───── Records supplied ─────

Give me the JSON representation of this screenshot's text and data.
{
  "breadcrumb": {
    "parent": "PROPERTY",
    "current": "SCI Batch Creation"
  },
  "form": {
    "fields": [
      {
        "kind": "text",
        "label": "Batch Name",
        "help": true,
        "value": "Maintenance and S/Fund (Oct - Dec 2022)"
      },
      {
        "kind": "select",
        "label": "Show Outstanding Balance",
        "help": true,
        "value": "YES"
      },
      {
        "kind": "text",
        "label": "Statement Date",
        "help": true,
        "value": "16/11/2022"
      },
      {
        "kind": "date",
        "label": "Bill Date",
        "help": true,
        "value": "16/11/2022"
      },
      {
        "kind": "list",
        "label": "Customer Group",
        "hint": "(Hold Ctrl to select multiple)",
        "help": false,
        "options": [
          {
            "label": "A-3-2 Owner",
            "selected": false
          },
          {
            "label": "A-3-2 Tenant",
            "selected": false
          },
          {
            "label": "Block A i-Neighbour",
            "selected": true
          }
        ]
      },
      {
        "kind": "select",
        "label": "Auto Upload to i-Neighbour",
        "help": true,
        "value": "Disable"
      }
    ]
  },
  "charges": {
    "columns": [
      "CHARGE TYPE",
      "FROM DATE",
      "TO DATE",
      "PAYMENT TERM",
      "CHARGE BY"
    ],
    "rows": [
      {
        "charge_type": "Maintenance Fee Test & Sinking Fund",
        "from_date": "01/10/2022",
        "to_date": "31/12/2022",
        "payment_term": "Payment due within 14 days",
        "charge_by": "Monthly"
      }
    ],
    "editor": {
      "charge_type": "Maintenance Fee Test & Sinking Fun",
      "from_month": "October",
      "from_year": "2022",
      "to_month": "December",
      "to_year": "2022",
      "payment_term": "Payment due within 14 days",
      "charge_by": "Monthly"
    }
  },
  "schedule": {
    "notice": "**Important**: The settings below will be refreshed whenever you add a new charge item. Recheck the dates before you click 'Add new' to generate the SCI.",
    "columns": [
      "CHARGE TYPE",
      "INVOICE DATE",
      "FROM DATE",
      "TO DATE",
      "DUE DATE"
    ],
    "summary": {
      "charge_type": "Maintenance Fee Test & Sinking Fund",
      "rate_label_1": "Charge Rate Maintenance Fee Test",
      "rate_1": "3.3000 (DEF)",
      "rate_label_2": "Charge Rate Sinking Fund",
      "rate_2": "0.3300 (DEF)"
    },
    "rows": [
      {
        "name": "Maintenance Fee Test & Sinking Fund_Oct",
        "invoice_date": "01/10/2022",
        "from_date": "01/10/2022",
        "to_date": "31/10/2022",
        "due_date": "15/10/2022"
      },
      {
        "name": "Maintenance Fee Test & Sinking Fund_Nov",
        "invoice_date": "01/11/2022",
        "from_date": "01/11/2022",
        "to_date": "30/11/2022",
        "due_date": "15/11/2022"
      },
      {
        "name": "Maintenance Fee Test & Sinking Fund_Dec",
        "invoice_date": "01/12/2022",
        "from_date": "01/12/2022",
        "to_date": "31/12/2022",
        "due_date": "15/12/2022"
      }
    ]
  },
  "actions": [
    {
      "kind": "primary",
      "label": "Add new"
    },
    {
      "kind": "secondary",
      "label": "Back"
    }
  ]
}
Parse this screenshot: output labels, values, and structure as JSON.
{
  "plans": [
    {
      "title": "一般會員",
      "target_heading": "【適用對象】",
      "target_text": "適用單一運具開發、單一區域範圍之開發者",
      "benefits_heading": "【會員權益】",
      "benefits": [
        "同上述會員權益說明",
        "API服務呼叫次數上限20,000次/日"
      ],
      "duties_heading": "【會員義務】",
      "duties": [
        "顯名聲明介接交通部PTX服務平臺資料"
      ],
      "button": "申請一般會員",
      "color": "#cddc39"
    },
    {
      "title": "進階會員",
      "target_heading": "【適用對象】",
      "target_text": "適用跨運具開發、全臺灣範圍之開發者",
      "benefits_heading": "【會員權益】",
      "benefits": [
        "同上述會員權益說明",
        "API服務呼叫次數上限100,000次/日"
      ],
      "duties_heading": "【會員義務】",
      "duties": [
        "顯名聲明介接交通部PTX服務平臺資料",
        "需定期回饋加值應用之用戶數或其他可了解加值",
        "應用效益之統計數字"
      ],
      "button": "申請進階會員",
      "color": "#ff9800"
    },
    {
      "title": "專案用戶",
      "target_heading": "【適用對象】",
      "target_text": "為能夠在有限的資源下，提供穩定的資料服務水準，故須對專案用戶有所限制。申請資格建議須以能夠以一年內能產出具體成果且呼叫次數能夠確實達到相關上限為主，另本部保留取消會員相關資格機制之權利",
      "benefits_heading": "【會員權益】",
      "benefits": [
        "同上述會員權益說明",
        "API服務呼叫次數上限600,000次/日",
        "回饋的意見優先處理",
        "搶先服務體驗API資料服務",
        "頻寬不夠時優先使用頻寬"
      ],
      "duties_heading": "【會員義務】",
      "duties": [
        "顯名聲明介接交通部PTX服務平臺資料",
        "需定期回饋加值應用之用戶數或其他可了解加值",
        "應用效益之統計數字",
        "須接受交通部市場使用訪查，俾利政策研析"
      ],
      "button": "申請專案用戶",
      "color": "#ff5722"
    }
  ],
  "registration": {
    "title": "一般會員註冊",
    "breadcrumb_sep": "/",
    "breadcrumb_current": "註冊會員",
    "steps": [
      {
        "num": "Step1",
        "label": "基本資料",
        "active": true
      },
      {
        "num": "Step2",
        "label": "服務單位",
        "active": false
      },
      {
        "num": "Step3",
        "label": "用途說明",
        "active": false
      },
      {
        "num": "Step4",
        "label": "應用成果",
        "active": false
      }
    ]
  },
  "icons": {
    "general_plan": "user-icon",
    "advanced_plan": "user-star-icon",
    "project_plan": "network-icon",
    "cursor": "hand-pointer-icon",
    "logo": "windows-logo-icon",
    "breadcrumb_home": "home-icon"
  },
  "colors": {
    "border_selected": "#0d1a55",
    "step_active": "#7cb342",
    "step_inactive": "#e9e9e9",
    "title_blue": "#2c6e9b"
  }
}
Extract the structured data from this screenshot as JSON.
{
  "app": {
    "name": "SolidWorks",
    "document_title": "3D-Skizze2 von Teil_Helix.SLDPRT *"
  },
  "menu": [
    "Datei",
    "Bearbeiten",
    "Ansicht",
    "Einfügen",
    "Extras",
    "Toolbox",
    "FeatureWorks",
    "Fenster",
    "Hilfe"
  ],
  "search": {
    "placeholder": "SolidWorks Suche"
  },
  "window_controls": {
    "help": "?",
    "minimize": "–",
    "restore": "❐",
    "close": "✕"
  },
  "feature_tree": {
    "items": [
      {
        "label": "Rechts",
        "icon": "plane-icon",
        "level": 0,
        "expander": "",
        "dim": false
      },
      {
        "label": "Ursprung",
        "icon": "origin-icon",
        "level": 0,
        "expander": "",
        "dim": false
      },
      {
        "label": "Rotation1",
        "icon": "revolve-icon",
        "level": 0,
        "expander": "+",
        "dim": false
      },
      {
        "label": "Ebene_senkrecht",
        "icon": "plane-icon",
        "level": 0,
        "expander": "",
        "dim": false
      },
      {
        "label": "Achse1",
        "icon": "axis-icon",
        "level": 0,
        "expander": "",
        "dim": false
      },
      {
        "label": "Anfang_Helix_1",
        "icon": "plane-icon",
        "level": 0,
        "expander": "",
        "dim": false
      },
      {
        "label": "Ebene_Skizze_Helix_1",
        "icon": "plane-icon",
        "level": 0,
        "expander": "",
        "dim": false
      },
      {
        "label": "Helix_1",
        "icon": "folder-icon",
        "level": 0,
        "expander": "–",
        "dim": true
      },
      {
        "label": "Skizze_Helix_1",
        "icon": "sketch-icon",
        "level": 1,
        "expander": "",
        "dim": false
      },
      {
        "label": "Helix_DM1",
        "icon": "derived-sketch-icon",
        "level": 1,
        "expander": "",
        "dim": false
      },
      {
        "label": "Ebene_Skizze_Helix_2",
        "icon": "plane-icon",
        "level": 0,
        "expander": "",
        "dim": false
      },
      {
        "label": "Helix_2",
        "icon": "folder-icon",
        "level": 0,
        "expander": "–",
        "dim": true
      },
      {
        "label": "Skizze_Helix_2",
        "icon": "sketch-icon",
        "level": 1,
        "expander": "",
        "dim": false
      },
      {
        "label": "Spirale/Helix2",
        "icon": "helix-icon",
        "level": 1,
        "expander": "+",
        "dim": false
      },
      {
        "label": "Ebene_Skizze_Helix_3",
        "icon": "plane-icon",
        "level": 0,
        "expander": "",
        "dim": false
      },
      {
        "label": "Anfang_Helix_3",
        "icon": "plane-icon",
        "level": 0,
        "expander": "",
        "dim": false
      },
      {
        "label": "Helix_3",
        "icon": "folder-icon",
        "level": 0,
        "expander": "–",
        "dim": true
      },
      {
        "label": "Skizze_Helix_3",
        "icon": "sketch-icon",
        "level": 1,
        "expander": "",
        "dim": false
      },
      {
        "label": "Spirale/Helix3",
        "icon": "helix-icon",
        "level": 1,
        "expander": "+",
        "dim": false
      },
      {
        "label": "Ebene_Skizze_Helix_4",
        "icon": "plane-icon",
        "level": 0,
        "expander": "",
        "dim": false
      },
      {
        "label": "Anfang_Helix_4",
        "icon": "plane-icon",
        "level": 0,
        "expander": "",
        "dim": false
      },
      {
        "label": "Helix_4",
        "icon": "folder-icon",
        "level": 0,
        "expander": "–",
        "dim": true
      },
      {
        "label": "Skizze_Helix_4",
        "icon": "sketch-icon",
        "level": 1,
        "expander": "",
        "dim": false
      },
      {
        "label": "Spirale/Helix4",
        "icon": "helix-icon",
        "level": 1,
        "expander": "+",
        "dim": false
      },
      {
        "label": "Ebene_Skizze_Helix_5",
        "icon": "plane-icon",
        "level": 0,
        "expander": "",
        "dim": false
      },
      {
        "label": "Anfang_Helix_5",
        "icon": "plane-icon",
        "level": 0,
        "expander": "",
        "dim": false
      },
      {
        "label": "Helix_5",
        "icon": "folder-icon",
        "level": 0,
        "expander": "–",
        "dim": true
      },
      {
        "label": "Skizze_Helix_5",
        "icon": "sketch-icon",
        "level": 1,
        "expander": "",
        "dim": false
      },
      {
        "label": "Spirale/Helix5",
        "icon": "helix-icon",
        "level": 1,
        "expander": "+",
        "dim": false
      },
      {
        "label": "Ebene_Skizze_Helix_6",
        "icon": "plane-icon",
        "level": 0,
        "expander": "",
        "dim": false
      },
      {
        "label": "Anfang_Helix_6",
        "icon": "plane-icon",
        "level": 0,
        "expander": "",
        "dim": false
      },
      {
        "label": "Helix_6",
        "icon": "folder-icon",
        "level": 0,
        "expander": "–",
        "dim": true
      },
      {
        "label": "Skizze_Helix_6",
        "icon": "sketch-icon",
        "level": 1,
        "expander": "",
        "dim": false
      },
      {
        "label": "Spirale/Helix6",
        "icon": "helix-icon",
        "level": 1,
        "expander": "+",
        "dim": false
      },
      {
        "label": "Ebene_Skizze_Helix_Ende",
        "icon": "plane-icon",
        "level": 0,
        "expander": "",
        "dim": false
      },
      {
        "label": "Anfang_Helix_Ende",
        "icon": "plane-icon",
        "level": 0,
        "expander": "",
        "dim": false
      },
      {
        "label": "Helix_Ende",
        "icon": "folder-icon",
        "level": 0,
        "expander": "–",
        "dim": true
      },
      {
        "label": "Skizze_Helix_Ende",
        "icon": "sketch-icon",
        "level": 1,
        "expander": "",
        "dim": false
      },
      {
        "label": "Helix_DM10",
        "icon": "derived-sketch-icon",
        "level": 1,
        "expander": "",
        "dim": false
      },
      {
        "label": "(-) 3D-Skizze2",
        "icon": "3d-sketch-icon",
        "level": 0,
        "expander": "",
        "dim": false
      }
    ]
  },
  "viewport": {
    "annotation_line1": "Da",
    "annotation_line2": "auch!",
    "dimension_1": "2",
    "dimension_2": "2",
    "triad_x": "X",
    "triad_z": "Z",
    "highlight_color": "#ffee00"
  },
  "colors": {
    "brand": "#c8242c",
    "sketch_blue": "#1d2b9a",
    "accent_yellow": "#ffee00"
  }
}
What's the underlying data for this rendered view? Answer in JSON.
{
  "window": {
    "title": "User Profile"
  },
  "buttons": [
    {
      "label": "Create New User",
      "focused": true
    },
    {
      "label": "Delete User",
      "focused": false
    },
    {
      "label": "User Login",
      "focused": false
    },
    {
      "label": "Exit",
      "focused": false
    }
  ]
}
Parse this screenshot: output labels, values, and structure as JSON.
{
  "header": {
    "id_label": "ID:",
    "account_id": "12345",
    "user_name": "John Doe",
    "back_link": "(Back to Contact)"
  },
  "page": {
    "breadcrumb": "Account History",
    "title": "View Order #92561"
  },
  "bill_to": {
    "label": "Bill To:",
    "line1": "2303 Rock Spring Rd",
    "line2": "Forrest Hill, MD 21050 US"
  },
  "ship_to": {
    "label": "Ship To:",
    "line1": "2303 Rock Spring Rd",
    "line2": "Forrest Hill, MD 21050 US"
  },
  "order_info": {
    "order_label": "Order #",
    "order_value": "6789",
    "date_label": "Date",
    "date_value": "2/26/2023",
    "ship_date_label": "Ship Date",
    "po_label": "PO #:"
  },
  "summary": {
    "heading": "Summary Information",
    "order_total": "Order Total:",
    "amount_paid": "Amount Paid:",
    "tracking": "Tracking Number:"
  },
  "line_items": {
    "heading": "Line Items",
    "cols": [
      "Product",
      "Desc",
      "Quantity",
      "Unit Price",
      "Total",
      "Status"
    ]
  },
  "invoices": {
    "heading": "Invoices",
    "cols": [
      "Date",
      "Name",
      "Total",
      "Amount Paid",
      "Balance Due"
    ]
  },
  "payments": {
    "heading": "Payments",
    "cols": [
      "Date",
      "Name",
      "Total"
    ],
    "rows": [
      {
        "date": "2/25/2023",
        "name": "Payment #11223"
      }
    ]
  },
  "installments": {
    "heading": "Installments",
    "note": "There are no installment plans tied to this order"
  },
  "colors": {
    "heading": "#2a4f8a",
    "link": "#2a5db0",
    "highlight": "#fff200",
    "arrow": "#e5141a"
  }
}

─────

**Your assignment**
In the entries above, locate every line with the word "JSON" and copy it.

**Your response**
Give me the JSON representation of this screenshot's text and data.
Parse this screenshot: output labels, values, and structure as JSON.
Extract the structured data from this screenshot as JSON.
What's the underlying data for this rendered view? Answer in JSON.
Parse this screenshot: output labels, values, and structure as JSON.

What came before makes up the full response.